What you will do
Could you restate the entries below word for word?

==== Task input

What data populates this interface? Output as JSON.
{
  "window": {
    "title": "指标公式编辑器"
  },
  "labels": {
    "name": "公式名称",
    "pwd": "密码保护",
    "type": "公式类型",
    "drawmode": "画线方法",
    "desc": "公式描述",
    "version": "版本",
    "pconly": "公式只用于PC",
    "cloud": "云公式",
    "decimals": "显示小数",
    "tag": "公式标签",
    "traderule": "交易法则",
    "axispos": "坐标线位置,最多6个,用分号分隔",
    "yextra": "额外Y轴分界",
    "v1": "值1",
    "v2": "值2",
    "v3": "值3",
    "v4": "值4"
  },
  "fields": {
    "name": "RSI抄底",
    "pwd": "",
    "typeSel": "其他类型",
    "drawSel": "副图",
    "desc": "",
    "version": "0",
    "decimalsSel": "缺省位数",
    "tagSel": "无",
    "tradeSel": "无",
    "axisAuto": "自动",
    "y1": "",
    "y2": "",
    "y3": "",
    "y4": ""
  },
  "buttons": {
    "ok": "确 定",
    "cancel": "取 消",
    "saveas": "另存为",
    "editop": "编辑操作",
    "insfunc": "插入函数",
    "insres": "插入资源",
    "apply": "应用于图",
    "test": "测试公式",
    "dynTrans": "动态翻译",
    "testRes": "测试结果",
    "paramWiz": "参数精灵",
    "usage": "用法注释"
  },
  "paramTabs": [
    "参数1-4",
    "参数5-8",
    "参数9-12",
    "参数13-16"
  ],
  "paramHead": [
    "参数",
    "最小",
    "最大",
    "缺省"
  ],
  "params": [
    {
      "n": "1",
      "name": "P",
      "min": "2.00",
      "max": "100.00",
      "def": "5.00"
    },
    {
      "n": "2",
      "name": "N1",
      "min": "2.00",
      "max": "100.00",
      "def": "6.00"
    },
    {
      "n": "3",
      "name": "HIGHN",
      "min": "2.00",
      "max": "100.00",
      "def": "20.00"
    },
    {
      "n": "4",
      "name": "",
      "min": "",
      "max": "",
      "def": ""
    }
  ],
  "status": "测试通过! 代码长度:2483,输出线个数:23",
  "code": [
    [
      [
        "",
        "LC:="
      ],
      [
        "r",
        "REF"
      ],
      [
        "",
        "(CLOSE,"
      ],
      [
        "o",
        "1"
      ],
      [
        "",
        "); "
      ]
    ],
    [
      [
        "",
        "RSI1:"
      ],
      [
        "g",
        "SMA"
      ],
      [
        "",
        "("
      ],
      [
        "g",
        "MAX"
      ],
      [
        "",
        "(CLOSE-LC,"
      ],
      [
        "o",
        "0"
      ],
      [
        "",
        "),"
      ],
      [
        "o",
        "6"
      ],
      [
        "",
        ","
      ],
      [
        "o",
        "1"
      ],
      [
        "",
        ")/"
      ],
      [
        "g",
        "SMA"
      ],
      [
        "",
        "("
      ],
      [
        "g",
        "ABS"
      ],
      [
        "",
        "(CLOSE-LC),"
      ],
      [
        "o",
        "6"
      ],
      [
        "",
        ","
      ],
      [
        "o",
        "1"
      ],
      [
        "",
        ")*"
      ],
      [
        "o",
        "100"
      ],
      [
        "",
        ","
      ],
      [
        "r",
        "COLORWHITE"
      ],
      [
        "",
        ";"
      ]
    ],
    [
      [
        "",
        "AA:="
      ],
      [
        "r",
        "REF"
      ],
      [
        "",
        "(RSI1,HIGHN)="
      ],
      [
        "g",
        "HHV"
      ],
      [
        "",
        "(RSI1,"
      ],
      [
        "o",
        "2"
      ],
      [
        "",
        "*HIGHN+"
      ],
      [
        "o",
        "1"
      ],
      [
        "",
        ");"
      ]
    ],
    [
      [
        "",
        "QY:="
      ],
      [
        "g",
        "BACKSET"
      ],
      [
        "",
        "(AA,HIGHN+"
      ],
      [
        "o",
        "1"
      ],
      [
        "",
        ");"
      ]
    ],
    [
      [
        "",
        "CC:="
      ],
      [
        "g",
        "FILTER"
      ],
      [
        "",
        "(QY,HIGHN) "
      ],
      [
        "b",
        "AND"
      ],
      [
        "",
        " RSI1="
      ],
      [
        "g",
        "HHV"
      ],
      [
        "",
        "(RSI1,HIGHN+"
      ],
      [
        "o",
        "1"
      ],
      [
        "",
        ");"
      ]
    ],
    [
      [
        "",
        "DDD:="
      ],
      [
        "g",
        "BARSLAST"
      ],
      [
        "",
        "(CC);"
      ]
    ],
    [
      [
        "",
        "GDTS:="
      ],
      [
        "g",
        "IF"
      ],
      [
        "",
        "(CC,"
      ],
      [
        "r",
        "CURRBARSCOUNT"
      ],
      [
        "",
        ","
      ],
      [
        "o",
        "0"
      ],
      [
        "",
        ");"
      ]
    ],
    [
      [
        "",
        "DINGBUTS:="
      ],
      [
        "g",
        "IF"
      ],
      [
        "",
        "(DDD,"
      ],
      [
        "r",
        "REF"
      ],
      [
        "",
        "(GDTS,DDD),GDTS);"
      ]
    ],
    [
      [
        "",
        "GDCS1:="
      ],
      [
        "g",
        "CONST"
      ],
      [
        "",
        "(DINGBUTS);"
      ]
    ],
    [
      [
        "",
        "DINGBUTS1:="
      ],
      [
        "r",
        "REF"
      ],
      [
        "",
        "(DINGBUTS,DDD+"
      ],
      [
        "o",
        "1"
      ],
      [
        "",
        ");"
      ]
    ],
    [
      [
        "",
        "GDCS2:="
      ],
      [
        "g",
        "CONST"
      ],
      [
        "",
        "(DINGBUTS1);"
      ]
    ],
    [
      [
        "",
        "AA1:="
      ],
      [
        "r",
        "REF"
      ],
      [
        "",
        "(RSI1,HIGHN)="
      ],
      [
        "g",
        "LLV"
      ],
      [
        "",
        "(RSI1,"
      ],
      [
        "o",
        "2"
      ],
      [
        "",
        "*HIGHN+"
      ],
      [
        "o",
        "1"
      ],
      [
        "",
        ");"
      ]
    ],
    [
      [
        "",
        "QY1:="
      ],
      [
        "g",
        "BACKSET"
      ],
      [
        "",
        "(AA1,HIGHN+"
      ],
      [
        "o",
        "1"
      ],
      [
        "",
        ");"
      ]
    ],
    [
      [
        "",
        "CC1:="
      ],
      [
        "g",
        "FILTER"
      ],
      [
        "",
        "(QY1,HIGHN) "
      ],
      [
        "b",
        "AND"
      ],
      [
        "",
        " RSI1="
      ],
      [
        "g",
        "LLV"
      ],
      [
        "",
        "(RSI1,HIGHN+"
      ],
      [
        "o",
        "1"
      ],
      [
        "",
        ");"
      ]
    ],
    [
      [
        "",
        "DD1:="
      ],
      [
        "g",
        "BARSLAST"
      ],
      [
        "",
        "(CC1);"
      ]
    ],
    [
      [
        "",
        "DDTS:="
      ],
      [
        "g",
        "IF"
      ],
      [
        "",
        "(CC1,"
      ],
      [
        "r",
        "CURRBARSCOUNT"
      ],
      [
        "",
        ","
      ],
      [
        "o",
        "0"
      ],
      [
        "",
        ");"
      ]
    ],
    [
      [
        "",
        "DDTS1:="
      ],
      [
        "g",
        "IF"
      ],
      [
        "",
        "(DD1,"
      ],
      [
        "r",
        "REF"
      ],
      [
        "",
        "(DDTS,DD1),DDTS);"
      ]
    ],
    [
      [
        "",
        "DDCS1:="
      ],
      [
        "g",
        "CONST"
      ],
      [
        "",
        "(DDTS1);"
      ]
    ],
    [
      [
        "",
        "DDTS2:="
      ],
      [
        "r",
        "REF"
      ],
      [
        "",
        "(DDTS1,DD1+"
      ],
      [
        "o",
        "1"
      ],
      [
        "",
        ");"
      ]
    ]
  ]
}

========

Result of this task
What data populates this interface? Output as JSON.
{
  "window": {
    "title": "指标公式编辑器"
  },
  "labels": {
    "name": "公式名称",
    "pwd": "密码保护",
    "type": "公式类型",
    "drawmode": "画线方法",
    "desc": "公式描述",
    "version": "版本",
    "pconly": "公式只用于PC",
    "cloud": "云公式",
    "decimals": "显示小数",
    "tag": "公式标签",
    "traderule": "交易法则",
    "axispos": "坐标线位置,最多6个,用分号分隔",
    "yextra": "额外Y轴分界",
    "v1": "值1",
    "v2": "值2",
    "v3": "值3",
    "v4": "值4"
  },
  "fields": {
    "name": "RSI抄底",
    "pwd": "",
    "typeSel": "其他类型",
    "drawSel": "副图",
    "desc": "",
    "version": "0",
    "decimalsSel": "缺省位数",
    "tagSel": "无",
    "tradeSel": "无",
    "axisAuto": "自动",
    "y1": "",
    "y2": "",
    "y3": "",
    "y4": ""
  },
  "buttons": {
    "ok": "确 定",
    "cancel": "取 消",
    "saveas": "另存为",
    "editop": "编辑操作",
    "insfunc": "插入函数",
    "insres": "插入资源",
    "apply": "应用于图",
    "test": "测试公式",
    "dynTrans": "动态翻译",
    "testRes": "测试结果",
    "paramWiz": "参数精灵",
    "usage": "用法注释"
  },
  "paramTabs": [
    "参数1-4",
    "参数5-8",
    "参数9-12",
    "参数13-16"
  ],
  "paramHead": [
    "参数",
    "最小",
    "最大",
    "缺省"
  ],
  "params": [
    {
      "n": "1",
      "name": "P",
      "min": "2.00",
      "max": "100.00",
      "def": "5.00"
    },
    {
      "n": "2",
      "name": "N1",
      "min": "2.00",
      "max": "100.00",
      "def": "6.00"
    },
    {
      "n": "3",
      "name": "HIGHN",
      "min": "2.00",
      "max": "100.00",
      "def": "20.00"
    },
    {
      "n": "4",
      "name": "",
      "min": "",
      "max": "",
      "def": ""
    }
  ],
  "status": "测试通过! 代码长度:2483,输出线个数:23",
  "code": [
    [
      [
        "",
        "LC:="
      ],
      [
        "r",
        "REF"
      ],
      [
        "",
        "(CLOSE,"
      ],
      [
        "o",
        "1"
      ],
      [
        "",
        "); "
      ]
    ],
    [
      [
        "",
        "RSI1:"
      ],
      [
        "g",
        "SMA"
      ],
      [
        "",
        "("
      ],
      [
        "g",
        "MAX"
      ],
      [
        "",
        "(CLOSE-LC,"
      ],
      [
        "o",
        "0"
      ],
      [
        "",
        "),"
      ],
      [
        "o",
        "6"
      ],
      [
        "",
        ","
      ],
      [
        "o",
        "1"
      ],
      [
        "",
        ")/"
      ],
      [
        "g",
        "SMA"
      ],
      [
        "",
        "("
      ],
      [
        "g",
        "ABS"
      ],
      [
        "",
        "(CLOSE-LC),"
      ],
      [
        "o",
        "6"
      ],
      [
        "",
        ","
      ],
      [
        "o",
        "1"
      ],
      [
        "",
        ")*"
      ],
      [
        "o",
        "100"
      ],
      [
        "",
        ","
      ],
      [
        "r",
        "COLORWHITE"
      ],
      [
        "",
        ";"
      ]
    ],
    [
      [
        "",
        "AA:="
      ],
      [
        "r",
        "REF"
      ],
      [
        "",
        "(RSI1,HIGHN)="
      ],
      [
        "g",
        "HHV"
      ],
      [
        "",
        "(RSI1,"
      ],
      [
        "o",
        "2"
      ],
      [
        "",
        "*HIGHN+"
      ],
      [
        "o",
        "1"
      ],
      [
        "",
        ");"
      ]
    ],
    [
      [
        "",
        "QY:="
      ],
      [
        "g",
        "BACKSET"
      ],
      [
        "",
        "(AA,HIGHN+"
      ],
      [
        "o",
        "1"
      ],
      [
        "",
        ");"
      ]
    ],
    [
      [
        "",
        "CC:="
      ],
      [
        "g",
        "FILTER"
      ],
      [
        "",
        "(QY,HIGHN) "
      ],
      [
        "b",
        "AND"
      ],
      [
        "",
        " RSI1="
      ],
      [
        "g",
        "HHV"
      ],
      [
        "",
        "(RSI1,HIGHN+"
      ],
      [
        "o",
        "1"
      ],
      [
        "",
        ");"
      ]
    ],
    [
      [
        "",
        "DDD:="
      ],
      [
        "g",
        "BARSLAST"
      ],
      [
        "",
        "(CC);"
      ]
    ],
    [
      [
        "",
        "GDTS:="
      ],
      [
        "g",
        "IF"
      ],
      [
        "",
        "(CC,"
      ],
      [
        "r",
        "CURRBARSCOUNT"
      ],
      [
        "",
        ","
      ],
      [
        "o",
        "0"
      ],
      [
        "",
        ");"
      ]
    ],
    [
      [
        "",
        "DINGBUTS:="
      ],
      [
        "g",
        "IF"
      ],
      [
        "",
        "(DDD,"
      ],
      [
        "r",
        "REF"
      ],
      [
        "",
        "(GDTS,DDD),GDTS);"
      ]
    ],
    [
      [
        "",
        "GDCS1:="
      ],
      [
        "g",
        "CONST"
      ],
      [
        "",
        "(DINGBUTS);"
      ]
    ],
    [
      [
        "",
        "DINGBUTS1:="
      ],
      [
        "r",
        "REF"
      ],
      [
        "",
        "(DINGBUTS,DDD+"
      ],
      [
        "o",
        "1"
      ],
      [
        "",
        ");"
      ]
    ],
    [
      [
        "",
        "GDCS2:="
      ],
      [
        "g",
        "CONST"
      ],
      [
        "",
        "(DINGBUTS1);"
      ]
    ],
    [
      [
        "",
        "AA1:="
      ],
      [
        "r",
        "REF"
      ],
      [
        "",
        "(RSI1,HIGHN)="
      ],
      [
        "g",
        "LLV"
      ],
      [
        "",
        "(RSI1,"
      ],
      [
        "o",
        "2"
      ],
      [
        "",
        "*HIGHN+"
      ],
      [
        "o",
        "1"
      ],
      [
        "",
        ");"
      ]
    ],
    [
      [
        "",
        "QY1:="
      ],
      [
        "g",
        "BACKSET"
      ],
      [
        "",
        "(AA1,HIGHN+"
      ],
      [
        "o",
        "1"
      ],
      [
        "",
        ");"
      ]
    ],
    [
      [
        "",
        "CC1:="
      ],
      [
        "g",
        "FILTER"
      ],
      [
        "",
        "(QY1,HIGHN) "
      ],
      [
        "b",
        "AND"
      ],
      [
        "",
        " RSI1="
      ],
      [
        "g",
        "LLV"
      ],
      [
        "",
        "(RSI1,HIGHN+"
      ],
      [
        "o",
        "1"
      ],
      [
        "",
        ");"
      ]
    ],
    [
      [
        "",
        "DD1:="
      ],
      [
        "g",
        "BARSLAST"
      ],
      [
        "",
        "(CC1);"
      ]
    ],
    [
      [
        "",
        "DDTS:="
      ],
      [
        "g",
        "IF"
      ],
      [
        "",
        "(CC1,"
      ],
      [
        "r",
        "CURRBARSCOUNT"
      ],
      [
        "",
        ","
      ],
      [
        "o",
        "0"
      ],
      [
        "",
        ");"
      ]
    ],
    [
      [
        "",
        "DDTS1:="
      ],
      [
        "g",
        "IF"
      ],
      [
        "",
        "(DD1,"
      ],
      [
        "r",
        "REF"
      ],
      [
        "",
        "(DDTS,DD1),DDTS);"
      ]
    ],
    [
      [
        "",
        "DDCS1:="
      ],
      [
        "g",
        "CONST"
      ],
      [
        "",
        "(DDTS1);"
      ]
    ],
    [
      [
        "",
        "DDTS2:="
      ],
      [
        "r",
        "REF"
      ],
      [
        "",
        "(DDTS1,DD1+"
      ],
      [
        "o",
        "1"
      ],
      [
        "",
        ");"
      ]
    ]
  ]
}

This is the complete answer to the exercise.